Along the Lushui-Heliu trail is the Heliu campsite, where a night under the stars costs a bargain NT$200 (about S$8!) Be sure to pack a meal beforehand because the campsite does not have any stores or vendors. The Heliu Campsite does make up for its lack of food by having toilets and showers (cold water only, unfortunately), washstands and BBQ frames, so you won’t be going completely without facilities.
Another relatively easy walk, the Baiyang trail is a 2km path that will take about two hours to complete (there and back). Along the walk, you can expect to journey in and out of tunnels, some straight, some winding. You may want to bring a flashlight, because while you can see the light at the end of the straight tunnels, the winding tunnels can get pitch black.
In reward of your bravery, you will be treated to the sight of the Water Curtain, where spring water cascades through a tunnel ceiling. Unfortunately, water rushing through cracks in the rock is not the most stable design for a cave, and so visitors are only allowed to see the first section of Water Curtain – in case it collapses on those venturing deeper. You may want to bring rain gear or an umbrella – after all, you can’t expect to stay dry after walking through something called a water curtain.
The Baiyang Trail also gives you a view of the Baiyang waterfall, its namesake. This waterfall consists of two steps of tumbling water from a 200-metre cliff, and pictures really don’t do it justice. The trail begins 900 meters west of Tianxiang, by the Central Cross-Island Highway, which leads to most of the other attractions in the park.
Even if you’ve always avoided visits to the Jurong Bird Park and Sentosa Parrot Aviary, the Swallow’s Grotto is definitely worth seeing. The site is just off the central Cross-Island highway, and is a great quick detour between other sights.
The Swallow’s Grotto is actually a section of the Taroko Gorge that is very narrow. As the Liwu River races down below, it carves a path through the rocks, and over time the narrow canyon with a pock-marked face formed. Swallows love the holes in the cliff face for their nests, and its easy to lose track of time as you watch them dart in and out of the rock and squabble among each other. Understandably, the swallows only show up in warmer weather, so if you’re a bird-lover, be sure to plan your trip to Taroko in the late spring or summer months.

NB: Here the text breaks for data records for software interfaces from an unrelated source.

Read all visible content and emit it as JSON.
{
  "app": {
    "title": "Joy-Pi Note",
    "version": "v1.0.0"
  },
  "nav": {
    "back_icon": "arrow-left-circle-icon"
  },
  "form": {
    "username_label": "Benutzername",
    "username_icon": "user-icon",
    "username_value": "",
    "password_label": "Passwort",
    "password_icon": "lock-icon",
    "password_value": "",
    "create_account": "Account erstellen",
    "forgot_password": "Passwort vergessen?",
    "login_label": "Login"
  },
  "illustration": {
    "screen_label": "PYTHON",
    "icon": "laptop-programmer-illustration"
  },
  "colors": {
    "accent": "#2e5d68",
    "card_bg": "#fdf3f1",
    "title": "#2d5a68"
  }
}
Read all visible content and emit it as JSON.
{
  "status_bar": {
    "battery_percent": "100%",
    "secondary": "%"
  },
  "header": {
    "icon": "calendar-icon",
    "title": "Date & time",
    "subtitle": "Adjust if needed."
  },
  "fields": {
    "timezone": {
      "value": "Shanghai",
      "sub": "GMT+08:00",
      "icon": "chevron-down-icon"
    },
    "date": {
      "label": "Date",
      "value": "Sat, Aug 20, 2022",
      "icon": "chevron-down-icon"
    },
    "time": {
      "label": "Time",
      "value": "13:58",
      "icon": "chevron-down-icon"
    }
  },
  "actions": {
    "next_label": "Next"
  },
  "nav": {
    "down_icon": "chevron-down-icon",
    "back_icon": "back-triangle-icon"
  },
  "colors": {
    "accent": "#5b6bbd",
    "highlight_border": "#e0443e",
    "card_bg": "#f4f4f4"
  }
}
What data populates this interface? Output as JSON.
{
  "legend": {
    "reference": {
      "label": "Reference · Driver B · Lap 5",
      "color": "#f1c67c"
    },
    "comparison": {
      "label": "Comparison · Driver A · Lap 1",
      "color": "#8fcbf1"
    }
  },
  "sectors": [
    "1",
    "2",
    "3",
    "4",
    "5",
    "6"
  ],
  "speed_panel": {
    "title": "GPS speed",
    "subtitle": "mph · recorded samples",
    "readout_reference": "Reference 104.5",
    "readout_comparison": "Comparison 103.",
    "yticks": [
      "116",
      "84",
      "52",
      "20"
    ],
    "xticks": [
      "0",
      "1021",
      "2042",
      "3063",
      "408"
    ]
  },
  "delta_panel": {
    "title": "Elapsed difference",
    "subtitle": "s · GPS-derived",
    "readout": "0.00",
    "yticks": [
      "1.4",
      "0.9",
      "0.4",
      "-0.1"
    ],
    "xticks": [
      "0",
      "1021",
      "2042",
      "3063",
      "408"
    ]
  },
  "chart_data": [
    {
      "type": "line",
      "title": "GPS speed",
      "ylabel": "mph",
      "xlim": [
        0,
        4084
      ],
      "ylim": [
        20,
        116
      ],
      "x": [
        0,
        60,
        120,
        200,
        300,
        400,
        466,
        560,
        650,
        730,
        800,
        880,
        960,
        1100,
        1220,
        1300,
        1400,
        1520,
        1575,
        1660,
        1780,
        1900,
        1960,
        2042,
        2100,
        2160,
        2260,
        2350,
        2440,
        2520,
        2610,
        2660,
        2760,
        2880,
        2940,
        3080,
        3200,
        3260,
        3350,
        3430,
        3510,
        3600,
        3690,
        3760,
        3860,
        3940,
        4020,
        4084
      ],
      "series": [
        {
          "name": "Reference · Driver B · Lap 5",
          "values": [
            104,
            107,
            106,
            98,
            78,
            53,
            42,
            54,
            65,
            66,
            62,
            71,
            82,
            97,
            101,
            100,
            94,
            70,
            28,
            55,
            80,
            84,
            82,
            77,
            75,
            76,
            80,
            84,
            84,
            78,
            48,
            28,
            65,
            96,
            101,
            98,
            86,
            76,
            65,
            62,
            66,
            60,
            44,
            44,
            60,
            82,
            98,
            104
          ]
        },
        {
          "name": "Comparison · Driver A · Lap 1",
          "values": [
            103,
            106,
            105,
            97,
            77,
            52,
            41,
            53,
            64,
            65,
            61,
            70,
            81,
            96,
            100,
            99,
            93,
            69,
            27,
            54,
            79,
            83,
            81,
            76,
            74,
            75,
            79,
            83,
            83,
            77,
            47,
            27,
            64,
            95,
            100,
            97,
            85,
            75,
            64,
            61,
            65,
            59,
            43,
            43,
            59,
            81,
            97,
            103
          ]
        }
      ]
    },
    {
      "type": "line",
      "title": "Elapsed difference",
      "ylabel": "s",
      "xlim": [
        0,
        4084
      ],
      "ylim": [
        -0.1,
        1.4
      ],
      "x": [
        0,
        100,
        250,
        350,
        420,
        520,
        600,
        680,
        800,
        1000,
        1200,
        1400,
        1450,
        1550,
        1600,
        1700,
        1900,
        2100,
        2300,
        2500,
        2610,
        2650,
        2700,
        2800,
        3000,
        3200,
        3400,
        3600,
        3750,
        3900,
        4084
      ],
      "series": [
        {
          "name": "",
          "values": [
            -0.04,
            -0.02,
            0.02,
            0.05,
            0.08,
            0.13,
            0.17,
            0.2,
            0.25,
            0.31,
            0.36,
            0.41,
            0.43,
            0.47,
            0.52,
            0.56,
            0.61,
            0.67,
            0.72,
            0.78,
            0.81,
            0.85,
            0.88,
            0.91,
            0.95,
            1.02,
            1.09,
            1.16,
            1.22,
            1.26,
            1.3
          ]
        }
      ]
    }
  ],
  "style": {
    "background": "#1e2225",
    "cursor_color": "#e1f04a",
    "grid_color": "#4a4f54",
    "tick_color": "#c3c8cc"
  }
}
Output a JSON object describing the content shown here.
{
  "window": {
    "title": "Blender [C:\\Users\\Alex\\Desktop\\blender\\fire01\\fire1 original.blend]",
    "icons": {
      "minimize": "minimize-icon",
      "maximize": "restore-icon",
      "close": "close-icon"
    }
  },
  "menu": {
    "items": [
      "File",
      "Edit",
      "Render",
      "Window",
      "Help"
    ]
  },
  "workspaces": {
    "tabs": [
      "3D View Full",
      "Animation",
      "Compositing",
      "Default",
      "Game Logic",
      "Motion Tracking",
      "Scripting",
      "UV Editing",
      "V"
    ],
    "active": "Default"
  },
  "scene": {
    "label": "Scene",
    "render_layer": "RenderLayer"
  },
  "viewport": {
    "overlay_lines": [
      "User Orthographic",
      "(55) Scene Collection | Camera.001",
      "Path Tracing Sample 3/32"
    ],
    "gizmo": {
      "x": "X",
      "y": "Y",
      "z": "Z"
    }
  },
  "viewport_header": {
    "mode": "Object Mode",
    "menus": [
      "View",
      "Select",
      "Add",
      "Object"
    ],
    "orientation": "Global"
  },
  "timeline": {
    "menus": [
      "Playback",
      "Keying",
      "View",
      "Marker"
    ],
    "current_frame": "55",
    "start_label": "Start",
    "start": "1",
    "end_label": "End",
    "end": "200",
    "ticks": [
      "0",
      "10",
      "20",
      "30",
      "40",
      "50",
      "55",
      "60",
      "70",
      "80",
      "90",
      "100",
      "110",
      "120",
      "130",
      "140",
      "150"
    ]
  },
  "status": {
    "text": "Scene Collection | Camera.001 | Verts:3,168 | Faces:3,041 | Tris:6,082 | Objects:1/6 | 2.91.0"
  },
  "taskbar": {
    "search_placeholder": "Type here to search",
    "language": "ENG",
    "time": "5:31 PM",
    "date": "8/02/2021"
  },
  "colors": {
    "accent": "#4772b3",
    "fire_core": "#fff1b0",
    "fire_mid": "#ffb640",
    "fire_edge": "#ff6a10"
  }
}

Even without the swallows, the sight of the towering rock faces that twist and turn around each other as icy blue water gushes below is enough to warrant a visit to the Swallow’s Grove.
Changchun (Eternal Spring) Shrine
Taroko National Park not only has natural wonders, but also its fair share of man-made beauties. The Changchun Shrine is the latter, a monument built to commemorate the 226 military veterans who died during the construction of the Central Cross-Island Highway.
Built on the Changchun Falls, the spring water cascades out from under the shrine all year long, giving it its name Eternal Spring Shrine. Though the Shrine itself is only a 20 minute walk along the Changchun Trail, you may chose the more challenging trek beginning behind the Changchun Shrine up the “sky ladder”, a 1.3 km trail of steep steps which leads you to the Guanyin Cave, Taroko Tower, and the Changuang Temple. The trail will take an hour for the entire loop. It is quite steep and can get slippery on rainy days, so if you’re bringing along your 80 year old grandmother, stick to the shorter Changchun Trail.
Taroko is a four hour drive from Taipei, and renting a car might be a good idea as public transport within the park is not the most reliable. The drive itself is beautiful, taking you through Taiwanese countryside, mountains and by ocean views.
To make things simpler, China Airlines flies twice a day direct to Taipei from Singapore and twice a week to Kaohsiung from Singapore, also a direct flight. You can search your flight and book directly only at www.china-airlines.com. If you prefer a package deal, you can also take a look at China Airlines’ Dynasty Packages for free & easy tours to Taiwan.
This article is supported by China Airlines and the Taiwan Tourism Board.